Glory Hole almost qualifies as an underground waterfall, although you won’t have to go spelunking to view this beauty. Glory Hole is one mile off Highway 16 near the town of Deer, a short but strenuous hike. This leads to a waterfall that plunges more than 30 feet through a large opening in a cliff-side grotto. What’s best, you can view this waterfall from above or below if you are willing to add a short side-trek.
Although the Arkansas River Valley isn’t bursting with as many waterfalls as the Arkansas Ozarks, the region still boats a handful of nice falls. One favorite of locals and tourists is Cedar Falls, located at the base of a forest pathway constructed by the Civilian Conservation Corps in the 1930s and maintained by Petit Jean State Park. This 95-foot waterfall received a beauty rating of 5 – the highest ranking possible – from Tim Ernst. Don’t expect to have the place to yourself, but the scattered boulders and rocks provide ample room for your own space, privacy and perhaps a picnic. If you don’t care to picnic, you can rest and replenish after your hike at the restaurant and lodge that sits at the entrance to the Cedar Valley Trail.
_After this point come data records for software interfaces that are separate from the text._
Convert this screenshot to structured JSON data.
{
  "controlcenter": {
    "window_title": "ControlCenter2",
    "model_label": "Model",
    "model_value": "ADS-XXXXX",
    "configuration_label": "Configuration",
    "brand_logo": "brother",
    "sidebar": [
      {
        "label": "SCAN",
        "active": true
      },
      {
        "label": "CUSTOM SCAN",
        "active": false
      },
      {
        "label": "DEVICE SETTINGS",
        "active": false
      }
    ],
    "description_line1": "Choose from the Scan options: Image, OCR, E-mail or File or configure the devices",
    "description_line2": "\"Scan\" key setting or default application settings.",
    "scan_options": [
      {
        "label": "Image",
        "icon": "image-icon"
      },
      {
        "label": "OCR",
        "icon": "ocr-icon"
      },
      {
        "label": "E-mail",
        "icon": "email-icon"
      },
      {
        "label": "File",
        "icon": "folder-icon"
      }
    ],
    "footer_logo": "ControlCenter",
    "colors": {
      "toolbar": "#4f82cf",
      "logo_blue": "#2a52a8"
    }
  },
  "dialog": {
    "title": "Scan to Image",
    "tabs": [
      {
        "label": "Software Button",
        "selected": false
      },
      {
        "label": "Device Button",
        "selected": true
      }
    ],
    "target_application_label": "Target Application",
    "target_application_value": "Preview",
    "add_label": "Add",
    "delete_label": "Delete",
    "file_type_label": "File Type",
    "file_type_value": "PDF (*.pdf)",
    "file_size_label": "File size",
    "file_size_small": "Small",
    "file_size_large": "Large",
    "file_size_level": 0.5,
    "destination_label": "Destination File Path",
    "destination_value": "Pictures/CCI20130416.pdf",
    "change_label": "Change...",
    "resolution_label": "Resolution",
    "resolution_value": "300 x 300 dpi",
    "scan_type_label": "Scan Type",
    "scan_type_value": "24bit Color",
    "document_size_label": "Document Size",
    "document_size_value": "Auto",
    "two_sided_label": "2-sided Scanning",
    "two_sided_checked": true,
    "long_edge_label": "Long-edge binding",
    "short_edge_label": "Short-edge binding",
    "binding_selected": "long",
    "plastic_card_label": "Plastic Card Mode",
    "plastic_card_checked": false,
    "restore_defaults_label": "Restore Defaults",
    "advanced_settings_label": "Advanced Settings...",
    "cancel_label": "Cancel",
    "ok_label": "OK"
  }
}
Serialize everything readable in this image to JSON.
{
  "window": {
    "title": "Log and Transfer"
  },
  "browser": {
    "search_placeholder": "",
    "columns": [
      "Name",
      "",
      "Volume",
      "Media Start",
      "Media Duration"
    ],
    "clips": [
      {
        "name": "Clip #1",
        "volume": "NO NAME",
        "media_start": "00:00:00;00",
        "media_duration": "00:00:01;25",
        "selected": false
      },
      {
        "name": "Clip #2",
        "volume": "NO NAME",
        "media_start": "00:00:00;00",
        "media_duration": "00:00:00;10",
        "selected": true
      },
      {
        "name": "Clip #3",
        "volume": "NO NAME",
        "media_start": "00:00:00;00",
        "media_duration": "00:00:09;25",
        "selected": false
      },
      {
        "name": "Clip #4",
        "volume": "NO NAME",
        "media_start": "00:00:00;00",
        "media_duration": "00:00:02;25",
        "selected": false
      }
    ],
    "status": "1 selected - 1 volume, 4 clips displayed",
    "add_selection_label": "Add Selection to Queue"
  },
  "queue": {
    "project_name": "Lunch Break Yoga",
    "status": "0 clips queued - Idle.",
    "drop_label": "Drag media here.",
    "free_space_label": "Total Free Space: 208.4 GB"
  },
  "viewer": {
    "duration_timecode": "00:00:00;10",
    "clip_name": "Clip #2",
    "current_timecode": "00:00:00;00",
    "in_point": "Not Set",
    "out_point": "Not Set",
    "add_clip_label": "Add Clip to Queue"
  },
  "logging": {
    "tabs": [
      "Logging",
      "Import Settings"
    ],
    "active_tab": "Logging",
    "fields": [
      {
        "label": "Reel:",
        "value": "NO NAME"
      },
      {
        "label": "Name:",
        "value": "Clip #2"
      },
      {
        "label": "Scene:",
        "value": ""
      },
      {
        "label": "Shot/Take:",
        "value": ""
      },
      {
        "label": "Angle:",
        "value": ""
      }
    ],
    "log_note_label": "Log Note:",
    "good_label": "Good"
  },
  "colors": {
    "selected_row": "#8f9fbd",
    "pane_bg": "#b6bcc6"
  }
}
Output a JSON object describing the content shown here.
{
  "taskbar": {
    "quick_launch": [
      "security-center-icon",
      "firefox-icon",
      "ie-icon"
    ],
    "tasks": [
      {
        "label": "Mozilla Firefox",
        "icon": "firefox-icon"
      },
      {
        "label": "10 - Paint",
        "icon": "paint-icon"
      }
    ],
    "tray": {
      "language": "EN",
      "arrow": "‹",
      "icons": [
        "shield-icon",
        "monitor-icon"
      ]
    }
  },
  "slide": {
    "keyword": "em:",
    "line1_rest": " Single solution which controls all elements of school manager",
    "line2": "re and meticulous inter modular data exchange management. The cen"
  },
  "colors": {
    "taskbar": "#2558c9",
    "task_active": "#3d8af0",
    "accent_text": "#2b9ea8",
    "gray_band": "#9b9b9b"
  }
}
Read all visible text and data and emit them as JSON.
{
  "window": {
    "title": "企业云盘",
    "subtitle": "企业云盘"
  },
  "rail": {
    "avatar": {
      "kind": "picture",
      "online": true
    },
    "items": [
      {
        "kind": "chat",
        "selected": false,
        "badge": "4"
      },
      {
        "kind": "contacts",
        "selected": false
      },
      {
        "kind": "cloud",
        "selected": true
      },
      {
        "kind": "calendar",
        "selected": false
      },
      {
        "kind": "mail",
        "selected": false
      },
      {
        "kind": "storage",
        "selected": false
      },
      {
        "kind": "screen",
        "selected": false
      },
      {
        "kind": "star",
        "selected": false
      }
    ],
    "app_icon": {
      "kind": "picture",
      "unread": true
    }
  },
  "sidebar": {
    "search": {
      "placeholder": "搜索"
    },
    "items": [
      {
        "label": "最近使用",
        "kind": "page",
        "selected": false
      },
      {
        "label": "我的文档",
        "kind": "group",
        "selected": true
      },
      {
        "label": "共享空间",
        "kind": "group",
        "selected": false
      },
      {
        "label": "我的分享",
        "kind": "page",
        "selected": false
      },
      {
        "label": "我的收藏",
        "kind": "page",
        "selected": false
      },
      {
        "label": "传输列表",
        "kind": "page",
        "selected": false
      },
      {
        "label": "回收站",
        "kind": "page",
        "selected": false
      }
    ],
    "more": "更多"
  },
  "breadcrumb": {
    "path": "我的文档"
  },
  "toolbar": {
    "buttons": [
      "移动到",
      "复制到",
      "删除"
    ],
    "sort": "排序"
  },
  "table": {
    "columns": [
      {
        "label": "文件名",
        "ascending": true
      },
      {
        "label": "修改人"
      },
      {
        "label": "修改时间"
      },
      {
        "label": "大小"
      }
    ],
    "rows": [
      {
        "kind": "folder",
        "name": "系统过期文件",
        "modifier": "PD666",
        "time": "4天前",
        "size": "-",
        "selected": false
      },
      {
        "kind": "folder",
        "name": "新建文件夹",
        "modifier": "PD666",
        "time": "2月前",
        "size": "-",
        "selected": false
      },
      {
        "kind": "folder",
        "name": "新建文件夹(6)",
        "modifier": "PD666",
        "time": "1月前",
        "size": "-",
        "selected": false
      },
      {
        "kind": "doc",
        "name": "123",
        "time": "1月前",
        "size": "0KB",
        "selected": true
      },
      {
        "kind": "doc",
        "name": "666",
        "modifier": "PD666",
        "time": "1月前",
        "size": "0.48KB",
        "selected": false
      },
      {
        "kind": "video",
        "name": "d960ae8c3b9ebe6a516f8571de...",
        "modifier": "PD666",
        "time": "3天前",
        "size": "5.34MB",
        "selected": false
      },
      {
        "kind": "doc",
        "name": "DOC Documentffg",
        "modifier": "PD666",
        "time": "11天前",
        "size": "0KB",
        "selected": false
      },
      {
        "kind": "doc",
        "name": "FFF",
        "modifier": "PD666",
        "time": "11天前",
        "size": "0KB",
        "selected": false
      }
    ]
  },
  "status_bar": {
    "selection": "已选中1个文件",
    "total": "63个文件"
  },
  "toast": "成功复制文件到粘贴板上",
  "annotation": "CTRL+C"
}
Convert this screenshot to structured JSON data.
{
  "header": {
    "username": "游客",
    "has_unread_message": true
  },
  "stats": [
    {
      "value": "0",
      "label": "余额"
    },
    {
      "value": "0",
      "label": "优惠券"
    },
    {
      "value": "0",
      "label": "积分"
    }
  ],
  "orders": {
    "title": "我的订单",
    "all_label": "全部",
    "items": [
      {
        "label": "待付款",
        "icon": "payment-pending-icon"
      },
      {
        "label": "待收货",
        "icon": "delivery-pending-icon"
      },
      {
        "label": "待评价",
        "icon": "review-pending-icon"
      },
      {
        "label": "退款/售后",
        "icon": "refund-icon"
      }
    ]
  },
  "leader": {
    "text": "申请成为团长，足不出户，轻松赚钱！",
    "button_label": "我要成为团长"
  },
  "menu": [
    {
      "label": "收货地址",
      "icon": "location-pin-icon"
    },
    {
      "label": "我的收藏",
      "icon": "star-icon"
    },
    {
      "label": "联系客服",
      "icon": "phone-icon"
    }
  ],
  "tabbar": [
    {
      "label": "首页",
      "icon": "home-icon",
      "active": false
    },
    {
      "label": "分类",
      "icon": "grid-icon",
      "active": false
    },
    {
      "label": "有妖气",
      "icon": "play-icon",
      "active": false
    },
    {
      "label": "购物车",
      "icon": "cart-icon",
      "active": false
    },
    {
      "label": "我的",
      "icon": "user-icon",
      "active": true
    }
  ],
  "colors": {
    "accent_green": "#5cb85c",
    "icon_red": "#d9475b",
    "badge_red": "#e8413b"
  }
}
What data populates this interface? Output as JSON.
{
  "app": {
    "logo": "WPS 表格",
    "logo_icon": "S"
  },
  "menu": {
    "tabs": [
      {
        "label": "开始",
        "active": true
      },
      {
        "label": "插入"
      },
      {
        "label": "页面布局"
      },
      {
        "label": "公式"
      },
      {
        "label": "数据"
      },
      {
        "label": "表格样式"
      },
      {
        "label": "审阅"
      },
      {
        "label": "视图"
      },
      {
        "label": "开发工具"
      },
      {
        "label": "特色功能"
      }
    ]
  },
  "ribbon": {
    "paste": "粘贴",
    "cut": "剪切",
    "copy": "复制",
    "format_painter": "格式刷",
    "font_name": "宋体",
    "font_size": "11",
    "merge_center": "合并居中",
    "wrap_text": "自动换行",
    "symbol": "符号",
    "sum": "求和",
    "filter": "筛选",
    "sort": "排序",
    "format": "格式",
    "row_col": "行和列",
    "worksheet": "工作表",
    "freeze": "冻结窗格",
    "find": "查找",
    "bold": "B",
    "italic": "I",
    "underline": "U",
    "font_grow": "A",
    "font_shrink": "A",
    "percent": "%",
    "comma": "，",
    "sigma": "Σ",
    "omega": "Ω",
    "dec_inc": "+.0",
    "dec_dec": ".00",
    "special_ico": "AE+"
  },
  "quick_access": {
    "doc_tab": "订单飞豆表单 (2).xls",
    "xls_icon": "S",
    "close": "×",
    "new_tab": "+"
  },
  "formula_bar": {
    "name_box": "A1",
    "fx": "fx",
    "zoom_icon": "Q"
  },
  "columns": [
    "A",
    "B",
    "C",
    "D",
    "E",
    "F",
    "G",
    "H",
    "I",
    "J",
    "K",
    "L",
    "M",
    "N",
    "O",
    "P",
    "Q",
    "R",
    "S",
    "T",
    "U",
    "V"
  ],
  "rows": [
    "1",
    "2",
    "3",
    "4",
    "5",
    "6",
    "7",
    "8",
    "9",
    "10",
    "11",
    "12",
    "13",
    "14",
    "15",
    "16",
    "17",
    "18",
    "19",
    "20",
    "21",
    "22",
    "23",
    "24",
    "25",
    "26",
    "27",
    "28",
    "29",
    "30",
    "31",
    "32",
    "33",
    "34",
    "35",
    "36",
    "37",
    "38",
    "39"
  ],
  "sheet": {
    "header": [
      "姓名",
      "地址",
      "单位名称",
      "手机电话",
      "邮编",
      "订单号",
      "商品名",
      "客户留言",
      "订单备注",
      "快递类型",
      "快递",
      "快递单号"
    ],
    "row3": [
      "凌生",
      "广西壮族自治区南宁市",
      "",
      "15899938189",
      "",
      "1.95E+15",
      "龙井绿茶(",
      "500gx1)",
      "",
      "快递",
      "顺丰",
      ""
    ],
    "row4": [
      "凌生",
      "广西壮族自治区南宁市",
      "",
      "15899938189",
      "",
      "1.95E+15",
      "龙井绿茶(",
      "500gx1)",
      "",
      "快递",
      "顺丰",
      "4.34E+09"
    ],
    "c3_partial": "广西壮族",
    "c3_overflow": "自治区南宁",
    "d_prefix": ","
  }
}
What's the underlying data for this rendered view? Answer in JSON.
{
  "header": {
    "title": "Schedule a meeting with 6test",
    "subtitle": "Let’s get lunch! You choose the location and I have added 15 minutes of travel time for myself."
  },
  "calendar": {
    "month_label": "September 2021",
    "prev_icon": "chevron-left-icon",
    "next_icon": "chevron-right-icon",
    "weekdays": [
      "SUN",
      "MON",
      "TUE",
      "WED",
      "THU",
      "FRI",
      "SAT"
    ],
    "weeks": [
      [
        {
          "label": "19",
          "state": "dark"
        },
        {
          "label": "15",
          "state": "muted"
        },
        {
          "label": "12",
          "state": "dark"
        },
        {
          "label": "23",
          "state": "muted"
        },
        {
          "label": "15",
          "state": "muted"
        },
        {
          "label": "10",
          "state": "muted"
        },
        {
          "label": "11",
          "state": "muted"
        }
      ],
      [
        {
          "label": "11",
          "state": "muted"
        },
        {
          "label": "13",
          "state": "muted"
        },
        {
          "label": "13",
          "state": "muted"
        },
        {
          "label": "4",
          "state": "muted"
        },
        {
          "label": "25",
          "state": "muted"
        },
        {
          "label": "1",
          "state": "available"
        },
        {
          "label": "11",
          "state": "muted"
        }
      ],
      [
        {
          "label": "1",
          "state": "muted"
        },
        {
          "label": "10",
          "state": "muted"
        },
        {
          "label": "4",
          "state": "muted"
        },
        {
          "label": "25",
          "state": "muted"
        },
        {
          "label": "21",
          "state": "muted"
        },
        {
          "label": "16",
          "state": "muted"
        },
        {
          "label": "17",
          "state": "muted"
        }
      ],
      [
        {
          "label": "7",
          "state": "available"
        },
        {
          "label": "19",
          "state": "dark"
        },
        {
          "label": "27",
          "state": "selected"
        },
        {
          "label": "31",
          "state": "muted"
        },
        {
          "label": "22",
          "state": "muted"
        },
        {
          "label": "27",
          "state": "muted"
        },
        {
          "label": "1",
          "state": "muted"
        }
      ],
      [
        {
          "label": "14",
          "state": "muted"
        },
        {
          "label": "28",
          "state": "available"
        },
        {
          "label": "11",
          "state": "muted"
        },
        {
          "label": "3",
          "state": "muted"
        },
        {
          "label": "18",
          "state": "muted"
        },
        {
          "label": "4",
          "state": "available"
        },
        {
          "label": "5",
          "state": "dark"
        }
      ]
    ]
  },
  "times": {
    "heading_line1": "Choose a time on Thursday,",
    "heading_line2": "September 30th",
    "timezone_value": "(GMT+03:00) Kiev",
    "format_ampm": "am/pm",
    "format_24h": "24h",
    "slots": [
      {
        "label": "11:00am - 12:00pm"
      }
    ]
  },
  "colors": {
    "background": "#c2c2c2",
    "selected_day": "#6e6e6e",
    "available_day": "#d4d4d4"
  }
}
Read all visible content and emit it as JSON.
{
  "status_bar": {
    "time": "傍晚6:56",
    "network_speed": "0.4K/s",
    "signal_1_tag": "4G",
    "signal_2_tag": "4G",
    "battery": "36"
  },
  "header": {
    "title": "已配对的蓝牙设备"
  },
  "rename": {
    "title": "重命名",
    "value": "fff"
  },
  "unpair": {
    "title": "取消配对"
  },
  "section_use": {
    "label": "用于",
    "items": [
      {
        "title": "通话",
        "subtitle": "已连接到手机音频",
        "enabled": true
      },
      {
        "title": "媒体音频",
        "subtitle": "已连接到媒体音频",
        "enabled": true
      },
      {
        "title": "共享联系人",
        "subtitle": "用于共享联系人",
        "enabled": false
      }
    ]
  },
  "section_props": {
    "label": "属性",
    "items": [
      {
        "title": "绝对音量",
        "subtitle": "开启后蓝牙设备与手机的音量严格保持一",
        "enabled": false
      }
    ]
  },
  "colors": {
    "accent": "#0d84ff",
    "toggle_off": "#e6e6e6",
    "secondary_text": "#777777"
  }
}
As an extra bonus, you can view the fall from a wide, well-constructed boardwalk above. The boardwalk is wheelchair-friendly, making Cedar Falls one of the few magnificent waterfalls in Arkansas that is accessible to anyone.